[[ Source material, beginning ]]
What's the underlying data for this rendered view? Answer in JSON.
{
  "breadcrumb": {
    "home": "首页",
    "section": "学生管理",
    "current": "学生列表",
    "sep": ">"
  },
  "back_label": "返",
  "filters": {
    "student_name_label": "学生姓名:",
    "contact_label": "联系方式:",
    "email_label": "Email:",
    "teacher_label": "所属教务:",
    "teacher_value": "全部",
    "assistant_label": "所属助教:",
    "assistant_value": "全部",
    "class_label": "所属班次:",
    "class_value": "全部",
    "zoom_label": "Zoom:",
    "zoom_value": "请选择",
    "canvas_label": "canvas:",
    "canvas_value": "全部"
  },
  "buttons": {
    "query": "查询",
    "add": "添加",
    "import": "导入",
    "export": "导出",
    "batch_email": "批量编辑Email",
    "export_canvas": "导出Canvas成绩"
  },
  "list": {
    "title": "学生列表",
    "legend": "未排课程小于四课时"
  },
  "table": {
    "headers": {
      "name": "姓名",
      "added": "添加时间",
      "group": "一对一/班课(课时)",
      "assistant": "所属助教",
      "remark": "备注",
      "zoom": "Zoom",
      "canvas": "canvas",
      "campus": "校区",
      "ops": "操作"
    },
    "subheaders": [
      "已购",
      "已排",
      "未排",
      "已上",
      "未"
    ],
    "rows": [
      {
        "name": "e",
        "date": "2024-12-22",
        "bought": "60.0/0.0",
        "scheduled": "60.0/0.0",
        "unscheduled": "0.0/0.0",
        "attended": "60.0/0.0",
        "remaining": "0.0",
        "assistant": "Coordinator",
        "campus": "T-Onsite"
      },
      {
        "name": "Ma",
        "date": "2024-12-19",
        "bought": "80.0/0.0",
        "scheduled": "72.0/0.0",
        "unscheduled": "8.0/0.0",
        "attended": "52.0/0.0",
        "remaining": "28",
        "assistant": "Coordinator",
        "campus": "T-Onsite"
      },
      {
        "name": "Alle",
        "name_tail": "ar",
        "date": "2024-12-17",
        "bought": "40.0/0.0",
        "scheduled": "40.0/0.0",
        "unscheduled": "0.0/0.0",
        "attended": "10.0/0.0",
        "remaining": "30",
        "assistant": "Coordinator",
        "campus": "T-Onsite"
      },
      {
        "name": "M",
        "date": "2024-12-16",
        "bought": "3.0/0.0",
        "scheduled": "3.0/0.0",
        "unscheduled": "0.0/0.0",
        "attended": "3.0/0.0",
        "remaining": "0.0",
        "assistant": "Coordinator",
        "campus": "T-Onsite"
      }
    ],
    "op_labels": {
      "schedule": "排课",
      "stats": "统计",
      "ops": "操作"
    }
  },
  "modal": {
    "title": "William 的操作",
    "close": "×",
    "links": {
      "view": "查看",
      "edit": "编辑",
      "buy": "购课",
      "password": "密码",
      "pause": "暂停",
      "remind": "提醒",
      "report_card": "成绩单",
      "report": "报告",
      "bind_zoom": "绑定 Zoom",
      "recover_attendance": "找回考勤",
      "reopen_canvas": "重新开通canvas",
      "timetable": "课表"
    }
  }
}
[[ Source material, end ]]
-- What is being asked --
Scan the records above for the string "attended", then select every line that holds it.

-- Your response --
        "attended": "60.0/0.0",
        "attended": "52.0/0.0",
        "attended": "10.0/0.0",
        "attended": "3.0/0.0",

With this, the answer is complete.